Release Date: November 6, 2015Platform: XBO (reviewed), X360, PS4, PS3, PCDeveloper: TreyarchPublisher: ActivisionGenre: First-person shooter
Call of Duty: Black Ops III, the latest installment in the blockbuster FPS series from developer Treyarch, is a combination of the best and worst Call of Duty has had to offer in the past few years. I’ve largely abstained from the yearly installments since Black Ops II, and after playing its sequel, I can say that I was delighted to find plenty of new gameplay mechanics. But I was also extremely disappointed by its incomprehensible campaign mode that offered up a lot of good practice for the multiplayer modes and very little in terms of story.
It’s a shame that Call of Duty campaigns have been relegated to “that thing you play when you’re bored or need a break from multiplayer.” It’s doubly painful to see it happen with Treyarch, the developer who has spun some of the best narratives in the franchise. World at War and Black Ops were high points in the series in terms of story, only eclipsed by Call of Duty 4, which has yet to be toppled from its legendary status. In Black Ops II, I saw a botched opportunity for Treyarch to capitalize on its previous efforts, and its sequel does nothing to correct jumbled plots, transparent characters, or an over-reliance on explosives.
By the time the story came to an end, I didn’t really care, and that’s probably the worst thing I can say about any narrative. The great conspiracy threads from the past Black Ops games are completely ignored, which made me wonder why I spent time with those campaigns at all. Halfway through the campaign, I had to stop and scratch my head. What was the point of casting talented actors like Christopher Meloni and Katee Sackhoff if their characters weren’t going to be front and center or fully explored? Their inclusion in the game is mostly glitz.

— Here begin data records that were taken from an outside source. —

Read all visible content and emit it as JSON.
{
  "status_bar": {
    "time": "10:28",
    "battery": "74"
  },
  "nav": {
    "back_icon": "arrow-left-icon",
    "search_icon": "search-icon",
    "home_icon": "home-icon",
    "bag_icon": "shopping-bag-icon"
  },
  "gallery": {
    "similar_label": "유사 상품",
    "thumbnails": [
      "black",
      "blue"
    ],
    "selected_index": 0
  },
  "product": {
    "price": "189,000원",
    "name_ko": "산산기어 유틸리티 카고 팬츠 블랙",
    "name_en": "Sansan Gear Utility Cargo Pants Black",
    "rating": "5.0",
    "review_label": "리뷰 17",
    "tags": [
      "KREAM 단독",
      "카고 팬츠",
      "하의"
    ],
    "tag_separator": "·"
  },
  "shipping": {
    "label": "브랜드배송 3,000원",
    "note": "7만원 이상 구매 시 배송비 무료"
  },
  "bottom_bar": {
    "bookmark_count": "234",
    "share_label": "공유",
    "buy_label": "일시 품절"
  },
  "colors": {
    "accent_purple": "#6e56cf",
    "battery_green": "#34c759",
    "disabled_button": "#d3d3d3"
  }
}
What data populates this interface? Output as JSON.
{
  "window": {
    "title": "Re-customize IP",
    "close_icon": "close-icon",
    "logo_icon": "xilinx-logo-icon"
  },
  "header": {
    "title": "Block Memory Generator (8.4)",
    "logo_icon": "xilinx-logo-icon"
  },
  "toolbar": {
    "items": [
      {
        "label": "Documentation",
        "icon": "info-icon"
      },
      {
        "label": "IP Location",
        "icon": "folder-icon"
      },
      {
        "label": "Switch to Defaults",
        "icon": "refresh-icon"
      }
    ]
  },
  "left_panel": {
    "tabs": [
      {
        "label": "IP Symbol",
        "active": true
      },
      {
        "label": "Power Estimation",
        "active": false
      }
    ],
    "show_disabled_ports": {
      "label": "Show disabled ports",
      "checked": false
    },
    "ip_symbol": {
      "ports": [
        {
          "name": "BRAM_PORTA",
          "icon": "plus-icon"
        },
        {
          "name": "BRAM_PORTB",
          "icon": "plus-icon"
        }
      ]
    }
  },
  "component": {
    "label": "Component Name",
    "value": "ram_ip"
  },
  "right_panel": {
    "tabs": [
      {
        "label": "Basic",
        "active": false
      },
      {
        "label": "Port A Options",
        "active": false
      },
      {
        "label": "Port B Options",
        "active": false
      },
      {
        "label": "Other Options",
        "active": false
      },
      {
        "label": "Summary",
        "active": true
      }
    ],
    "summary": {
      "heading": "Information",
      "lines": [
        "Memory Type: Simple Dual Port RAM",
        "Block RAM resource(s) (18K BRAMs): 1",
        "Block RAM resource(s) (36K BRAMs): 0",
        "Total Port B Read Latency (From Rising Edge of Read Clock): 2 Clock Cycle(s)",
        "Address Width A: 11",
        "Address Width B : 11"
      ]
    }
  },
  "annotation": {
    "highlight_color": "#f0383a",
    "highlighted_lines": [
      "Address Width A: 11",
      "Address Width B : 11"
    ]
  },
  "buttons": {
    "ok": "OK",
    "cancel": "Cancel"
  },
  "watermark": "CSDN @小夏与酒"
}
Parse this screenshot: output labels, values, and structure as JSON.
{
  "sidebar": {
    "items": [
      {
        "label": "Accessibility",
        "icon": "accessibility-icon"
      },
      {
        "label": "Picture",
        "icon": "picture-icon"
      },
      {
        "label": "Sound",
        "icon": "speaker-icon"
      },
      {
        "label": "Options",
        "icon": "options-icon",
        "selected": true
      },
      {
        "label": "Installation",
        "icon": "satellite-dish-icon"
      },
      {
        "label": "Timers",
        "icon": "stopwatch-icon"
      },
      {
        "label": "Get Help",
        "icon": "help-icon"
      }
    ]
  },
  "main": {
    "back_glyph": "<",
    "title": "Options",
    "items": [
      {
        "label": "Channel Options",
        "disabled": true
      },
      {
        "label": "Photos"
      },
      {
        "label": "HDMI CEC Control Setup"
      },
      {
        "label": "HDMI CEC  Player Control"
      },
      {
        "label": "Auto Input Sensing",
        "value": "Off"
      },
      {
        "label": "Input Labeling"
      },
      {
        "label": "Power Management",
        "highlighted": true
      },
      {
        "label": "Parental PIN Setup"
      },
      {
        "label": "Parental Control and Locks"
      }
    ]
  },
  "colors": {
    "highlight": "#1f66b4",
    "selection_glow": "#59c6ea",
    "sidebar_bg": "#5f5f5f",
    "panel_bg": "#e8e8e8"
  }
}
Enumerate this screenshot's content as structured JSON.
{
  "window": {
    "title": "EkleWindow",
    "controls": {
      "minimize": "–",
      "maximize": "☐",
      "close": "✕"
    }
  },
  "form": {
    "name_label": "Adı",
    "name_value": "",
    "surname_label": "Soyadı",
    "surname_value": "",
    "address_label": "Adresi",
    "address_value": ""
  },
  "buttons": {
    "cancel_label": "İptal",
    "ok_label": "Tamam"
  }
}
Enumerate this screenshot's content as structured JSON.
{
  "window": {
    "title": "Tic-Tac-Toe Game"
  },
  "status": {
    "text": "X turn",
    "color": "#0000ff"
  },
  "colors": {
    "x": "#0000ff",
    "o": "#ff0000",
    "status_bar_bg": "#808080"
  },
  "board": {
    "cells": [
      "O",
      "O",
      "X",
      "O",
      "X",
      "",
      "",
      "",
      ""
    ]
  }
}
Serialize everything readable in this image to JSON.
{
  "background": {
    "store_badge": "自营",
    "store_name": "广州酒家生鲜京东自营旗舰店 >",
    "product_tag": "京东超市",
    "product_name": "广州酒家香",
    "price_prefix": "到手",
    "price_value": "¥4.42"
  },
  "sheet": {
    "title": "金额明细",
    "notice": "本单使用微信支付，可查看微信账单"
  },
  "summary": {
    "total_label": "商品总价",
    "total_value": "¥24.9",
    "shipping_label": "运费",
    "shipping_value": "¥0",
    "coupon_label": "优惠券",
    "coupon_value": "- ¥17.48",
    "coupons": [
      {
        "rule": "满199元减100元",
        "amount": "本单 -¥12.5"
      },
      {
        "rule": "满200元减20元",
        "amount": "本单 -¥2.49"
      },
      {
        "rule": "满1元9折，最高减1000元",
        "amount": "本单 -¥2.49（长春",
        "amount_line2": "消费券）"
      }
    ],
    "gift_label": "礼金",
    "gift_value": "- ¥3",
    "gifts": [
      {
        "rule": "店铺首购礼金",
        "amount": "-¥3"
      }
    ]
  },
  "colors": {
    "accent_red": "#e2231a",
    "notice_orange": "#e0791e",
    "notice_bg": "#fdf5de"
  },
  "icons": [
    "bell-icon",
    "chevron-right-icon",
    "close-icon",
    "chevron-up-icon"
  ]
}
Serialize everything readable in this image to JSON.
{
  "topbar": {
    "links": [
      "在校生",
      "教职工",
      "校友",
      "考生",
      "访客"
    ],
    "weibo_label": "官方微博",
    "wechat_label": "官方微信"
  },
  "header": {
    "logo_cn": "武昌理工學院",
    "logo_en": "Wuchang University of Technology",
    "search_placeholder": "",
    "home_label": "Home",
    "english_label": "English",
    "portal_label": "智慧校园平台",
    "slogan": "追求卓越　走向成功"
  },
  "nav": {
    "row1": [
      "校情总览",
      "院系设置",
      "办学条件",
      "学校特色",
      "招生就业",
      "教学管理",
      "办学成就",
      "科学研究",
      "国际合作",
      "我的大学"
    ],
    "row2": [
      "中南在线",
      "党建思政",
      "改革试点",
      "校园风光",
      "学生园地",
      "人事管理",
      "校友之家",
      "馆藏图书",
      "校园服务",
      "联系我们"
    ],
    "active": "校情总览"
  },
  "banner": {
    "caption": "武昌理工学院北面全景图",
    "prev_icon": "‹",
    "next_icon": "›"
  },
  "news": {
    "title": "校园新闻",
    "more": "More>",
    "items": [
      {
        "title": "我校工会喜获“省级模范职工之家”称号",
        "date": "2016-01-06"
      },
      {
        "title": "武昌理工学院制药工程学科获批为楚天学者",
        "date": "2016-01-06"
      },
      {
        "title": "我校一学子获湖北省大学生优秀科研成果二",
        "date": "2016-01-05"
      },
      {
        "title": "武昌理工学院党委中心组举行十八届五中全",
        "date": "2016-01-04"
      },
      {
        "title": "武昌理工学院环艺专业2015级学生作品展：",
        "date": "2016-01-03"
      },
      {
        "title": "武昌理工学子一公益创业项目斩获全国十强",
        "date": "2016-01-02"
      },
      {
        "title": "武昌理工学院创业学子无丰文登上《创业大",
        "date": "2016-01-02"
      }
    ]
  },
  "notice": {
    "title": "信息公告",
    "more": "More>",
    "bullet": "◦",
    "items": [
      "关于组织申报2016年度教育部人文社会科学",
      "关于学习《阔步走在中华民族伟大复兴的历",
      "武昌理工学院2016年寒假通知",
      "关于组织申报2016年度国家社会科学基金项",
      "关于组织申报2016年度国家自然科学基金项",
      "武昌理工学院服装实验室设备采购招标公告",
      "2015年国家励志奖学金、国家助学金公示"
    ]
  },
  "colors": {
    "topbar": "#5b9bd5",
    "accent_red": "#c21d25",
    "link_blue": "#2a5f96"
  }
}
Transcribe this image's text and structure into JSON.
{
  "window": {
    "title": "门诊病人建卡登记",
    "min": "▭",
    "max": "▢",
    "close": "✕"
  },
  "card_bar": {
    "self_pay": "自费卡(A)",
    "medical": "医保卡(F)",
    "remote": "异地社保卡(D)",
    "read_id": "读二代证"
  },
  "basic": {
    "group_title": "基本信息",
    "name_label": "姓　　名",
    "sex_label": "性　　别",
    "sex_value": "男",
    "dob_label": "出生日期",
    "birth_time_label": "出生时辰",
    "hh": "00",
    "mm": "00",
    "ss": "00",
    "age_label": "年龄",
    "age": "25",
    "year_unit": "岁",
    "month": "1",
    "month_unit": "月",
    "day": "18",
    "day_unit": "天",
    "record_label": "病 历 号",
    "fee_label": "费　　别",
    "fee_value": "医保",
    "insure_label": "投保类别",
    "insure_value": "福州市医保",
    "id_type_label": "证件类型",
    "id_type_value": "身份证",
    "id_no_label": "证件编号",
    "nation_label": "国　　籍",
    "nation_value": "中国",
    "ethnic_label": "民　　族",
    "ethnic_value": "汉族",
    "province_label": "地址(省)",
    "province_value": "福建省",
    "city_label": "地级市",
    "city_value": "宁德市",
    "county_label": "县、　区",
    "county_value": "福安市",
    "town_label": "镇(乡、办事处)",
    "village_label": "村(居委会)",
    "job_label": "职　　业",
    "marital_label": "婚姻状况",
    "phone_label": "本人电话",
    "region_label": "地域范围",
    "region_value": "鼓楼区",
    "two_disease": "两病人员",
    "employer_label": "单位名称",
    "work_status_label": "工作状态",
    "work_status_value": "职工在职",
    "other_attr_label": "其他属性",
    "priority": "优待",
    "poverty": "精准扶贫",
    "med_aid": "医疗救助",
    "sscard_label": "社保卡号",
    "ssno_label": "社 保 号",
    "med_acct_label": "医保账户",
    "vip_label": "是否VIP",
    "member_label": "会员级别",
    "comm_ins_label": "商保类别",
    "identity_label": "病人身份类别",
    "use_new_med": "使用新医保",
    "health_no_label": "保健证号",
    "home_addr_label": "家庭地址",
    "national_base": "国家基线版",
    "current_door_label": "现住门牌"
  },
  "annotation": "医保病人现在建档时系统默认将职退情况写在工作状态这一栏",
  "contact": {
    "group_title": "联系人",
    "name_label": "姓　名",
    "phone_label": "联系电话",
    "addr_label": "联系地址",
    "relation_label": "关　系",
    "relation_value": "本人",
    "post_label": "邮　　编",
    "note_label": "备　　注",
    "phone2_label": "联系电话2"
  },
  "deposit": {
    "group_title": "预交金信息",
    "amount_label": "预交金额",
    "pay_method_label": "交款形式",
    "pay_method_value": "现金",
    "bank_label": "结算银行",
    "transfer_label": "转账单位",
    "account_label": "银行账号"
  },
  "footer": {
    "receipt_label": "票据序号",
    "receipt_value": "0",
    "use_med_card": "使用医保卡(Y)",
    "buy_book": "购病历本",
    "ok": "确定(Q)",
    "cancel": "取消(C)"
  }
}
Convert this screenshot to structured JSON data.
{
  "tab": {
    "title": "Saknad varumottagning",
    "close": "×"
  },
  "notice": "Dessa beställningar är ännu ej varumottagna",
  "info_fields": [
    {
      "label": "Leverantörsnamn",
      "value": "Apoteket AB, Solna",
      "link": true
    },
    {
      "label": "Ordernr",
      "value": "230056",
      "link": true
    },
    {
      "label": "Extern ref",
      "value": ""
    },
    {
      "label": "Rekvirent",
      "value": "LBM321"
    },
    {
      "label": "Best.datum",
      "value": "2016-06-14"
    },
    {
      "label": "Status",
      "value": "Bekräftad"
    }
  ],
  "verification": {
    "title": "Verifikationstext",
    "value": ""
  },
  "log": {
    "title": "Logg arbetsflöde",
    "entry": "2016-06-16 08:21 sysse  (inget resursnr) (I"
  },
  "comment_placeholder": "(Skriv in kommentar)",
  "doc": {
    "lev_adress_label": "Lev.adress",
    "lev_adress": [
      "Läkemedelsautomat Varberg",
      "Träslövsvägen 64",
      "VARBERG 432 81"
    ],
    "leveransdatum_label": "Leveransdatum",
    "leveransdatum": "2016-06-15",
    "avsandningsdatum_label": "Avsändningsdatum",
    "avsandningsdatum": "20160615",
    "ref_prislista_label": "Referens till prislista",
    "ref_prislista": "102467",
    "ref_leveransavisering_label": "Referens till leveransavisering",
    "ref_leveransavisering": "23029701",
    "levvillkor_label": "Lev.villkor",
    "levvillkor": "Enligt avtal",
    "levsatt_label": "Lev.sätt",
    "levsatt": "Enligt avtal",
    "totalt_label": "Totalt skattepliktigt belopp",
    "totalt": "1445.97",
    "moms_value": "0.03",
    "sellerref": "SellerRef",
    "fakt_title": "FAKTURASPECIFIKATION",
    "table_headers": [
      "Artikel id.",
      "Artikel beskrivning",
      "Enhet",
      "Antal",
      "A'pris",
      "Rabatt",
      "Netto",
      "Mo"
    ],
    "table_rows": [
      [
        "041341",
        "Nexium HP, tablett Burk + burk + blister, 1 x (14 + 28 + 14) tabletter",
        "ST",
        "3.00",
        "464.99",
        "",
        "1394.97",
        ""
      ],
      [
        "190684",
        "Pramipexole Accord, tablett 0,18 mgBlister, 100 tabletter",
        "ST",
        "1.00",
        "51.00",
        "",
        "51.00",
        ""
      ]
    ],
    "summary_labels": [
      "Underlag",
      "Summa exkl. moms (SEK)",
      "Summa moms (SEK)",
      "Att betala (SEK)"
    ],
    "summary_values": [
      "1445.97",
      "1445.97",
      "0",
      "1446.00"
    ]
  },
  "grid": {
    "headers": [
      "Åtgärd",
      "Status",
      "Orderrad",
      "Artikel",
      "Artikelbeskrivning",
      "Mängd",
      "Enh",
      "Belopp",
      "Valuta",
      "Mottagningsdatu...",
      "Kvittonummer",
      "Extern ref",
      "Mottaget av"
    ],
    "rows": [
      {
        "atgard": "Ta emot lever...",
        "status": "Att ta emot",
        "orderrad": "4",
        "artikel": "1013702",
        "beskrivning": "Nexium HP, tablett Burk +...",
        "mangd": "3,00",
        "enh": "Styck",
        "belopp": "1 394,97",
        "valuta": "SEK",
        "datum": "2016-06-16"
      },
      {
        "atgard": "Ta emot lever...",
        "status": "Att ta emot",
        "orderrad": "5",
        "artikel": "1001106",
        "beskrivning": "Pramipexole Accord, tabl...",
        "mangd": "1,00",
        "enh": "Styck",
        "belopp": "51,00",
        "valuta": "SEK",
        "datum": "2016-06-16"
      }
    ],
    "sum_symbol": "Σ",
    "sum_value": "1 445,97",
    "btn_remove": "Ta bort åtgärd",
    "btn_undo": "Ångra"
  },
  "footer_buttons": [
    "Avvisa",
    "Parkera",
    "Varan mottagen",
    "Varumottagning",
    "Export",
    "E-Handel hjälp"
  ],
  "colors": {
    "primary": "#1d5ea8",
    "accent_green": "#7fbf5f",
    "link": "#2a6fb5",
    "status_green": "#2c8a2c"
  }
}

So what does Call of Duty: Black Ops III do well? Everything else.
Gunplay is better than ever in, and the modes that you’ve come to love from Treyarch, such as Zombies and multiplayer, hit the mark and then some. At the forefront are all of the new CyberCore abilities, which are a godsend for a franchise that is closer and closer to phoning it in with every installment. Both last year’s Advanced Warfare and Black Ops III have done their part in introducing new ideas to the franchise, and Treyarch’s latest does things just a bit better.
New CyberCore abilities, which are part of your loadout at the beginning of each mission, include martial, control, and chaos options. The way you approach missions depends a bit on which CyberCore mode you choose before starting a mission. I preferred playing with the chaos variations, which allowed me to send killer nano-bots swarming into the battlefield and cause robotic enemies to short circuit. Control also allows you to hack into enemy turrets, for example, and martial provides you with things like a smokescreen when under heavy fire. Each mode has several abilities to choose from a wheel. And unlike other Call of Duty games, I actually had other options than just running and gunning, thanks to CyberCore.
Special abilities are also at the center of the multiplayer mode. When you first jump online, you’re asked to choose a specialist and a special weapon or ability. Four Specialists are available at level 1, including Ruin, Outrider, and Prophet, who all have their own abilities. The others must be unlocked by leveling up and earning tokens. You’ll want to choose wisely your first time around.
The abilities add a sense of unpredictability during online battles. You might think you have someone in your crosshairs, but they can quickly pull off a special ability that turns the tables, like Prophet’s Glitch, which allows him to basically teleport to another spot on the ground when being chased. Suddenly, you’re the prey. It’s not surprising that this lends a faster pace to the online matches. You not only have to react faster with the trigger and melee, but with abilities that will give you a unique advantage at a dire moment. Of course, you can’t really abuse these abilities, which have a cooldown.
The highlight of this installment is unsurprisingly the Zombies mode, which is bigger and more ridiculous than ever. I certainly wish that Treyarch had just focused on developing the story potential of this mode than pursuing a separate campaign. There are hints of noir, hardboiled detective stories, the Cthulhu mythos, witchcraft, and much more on a giant metropolis that you’ll spend a lot of time getting to know well. I’m excited to dive back in and find the best way to traverse Morg City in the “Shadows of Evil” story. Also making a welcome return is Dead Ops Arcade, the top-down co-op shooter mode that is a relaxing bit of fun that you’ll probably spend a lot of time playing on your downtime.
Is Call of Duty: Black Ops III the best installment in the franchise in years? No. But it lays a solid foundation for the series’ future. It definitely shows what it can continue to do well and what it completely needs to overhaul. Should Call of Duty ditch the single-player mode and go all-in on its online and arcade modes? Black Ops III made a great case that it’s exactly what this franchise needs.